### Input for this task

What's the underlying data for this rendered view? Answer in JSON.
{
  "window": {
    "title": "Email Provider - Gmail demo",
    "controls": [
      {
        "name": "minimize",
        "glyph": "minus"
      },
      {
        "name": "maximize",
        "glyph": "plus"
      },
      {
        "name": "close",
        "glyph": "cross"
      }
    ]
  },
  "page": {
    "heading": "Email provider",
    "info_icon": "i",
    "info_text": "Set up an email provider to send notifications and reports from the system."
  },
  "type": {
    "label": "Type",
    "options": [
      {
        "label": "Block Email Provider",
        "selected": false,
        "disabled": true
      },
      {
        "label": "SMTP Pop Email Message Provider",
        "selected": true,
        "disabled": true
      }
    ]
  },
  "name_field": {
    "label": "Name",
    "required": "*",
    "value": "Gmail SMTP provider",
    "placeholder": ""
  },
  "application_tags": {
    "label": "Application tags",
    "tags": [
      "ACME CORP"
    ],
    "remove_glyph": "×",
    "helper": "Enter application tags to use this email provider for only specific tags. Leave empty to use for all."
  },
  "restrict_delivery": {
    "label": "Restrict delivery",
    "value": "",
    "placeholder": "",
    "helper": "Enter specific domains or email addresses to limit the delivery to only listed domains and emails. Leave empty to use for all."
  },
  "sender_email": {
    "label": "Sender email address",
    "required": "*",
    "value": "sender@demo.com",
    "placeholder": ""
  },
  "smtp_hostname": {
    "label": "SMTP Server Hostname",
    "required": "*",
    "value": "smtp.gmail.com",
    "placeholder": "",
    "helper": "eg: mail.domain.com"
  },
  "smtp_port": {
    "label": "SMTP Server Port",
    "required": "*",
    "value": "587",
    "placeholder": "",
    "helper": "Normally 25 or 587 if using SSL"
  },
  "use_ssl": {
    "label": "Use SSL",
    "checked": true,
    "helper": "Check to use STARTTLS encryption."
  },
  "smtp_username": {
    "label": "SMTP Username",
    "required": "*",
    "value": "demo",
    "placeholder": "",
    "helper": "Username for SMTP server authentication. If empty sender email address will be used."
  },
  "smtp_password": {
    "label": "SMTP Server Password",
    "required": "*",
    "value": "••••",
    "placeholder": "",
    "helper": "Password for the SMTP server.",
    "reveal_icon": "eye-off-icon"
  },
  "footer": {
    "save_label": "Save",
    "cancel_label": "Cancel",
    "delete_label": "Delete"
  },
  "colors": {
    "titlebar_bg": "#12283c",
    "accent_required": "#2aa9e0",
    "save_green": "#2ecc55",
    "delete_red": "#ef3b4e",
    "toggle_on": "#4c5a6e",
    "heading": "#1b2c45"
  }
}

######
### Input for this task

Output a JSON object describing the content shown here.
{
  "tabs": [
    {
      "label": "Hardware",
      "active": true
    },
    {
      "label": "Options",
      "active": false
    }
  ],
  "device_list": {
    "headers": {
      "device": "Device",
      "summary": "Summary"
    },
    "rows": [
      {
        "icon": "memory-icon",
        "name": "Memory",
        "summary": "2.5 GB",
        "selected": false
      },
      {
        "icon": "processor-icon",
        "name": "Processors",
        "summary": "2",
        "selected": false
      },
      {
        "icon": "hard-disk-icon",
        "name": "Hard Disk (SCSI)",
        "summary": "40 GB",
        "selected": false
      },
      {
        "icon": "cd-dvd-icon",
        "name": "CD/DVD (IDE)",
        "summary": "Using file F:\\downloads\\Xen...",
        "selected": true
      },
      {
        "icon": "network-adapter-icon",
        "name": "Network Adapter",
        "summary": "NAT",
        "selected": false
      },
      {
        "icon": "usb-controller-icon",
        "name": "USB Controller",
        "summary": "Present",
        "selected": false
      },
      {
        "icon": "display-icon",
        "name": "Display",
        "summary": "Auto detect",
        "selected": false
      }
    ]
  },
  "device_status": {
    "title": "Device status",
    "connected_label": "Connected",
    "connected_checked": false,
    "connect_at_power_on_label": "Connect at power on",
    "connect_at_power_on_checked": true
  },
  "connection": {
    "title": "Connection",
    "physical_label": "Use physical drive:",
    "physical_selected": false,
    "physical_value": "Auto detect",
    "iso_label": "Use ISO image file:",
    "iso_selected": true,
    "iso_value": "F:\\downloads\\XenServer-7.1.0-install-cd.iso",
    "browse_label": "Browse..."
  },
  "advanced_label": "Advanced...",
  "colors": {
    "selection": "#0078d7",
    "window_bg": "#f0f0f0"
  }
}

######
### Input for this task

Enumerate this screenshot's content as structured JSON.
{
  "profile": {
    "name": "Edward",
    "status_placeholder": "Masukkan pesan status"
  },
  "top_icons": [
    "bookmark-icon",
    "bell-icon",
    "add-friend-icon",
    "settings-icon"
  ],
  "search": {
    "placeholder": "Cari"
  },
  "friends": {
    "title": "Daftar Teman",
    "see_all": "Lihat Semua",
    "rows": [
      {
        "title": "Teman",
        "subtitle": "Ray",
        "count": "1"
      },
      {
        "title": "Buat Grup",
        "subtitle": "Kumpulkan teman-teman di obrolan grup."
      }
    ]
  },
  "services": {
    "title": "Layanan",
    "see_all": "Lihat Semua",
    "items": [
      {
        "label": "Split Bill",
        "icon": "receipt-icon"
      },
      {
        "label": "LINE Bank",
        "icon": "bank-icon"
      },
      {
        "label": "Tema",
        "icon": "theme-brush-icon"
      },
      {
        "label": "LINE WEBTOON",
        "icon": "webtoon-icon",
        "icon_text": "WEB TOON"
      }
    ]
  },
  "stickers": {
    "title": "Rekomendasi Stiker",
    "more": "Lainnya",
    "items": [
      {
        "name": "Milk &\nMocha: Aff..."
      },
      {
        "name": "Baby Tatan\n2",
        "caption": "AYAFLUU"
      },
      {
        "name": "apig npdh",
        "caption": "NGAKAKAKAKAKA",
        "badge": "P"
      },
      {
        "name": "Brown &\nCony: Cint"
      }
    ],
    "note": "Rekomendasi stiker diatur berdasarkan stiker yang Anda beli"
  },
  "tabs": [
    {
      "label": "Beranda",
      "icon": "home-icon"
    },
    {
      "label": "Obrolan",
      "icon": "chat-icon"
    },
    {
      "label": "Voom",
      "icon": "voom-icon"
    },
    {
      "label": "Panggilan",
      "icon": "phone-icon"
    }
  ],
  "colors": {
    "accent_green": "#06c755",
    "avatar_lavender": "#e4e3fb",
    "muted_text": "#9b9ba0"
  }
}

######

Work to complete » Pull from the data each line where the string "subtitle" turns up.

Task result »
        "subtitle": "Ray",
        "subtitle": "Kumpulkan teman-teman di obrolan grup."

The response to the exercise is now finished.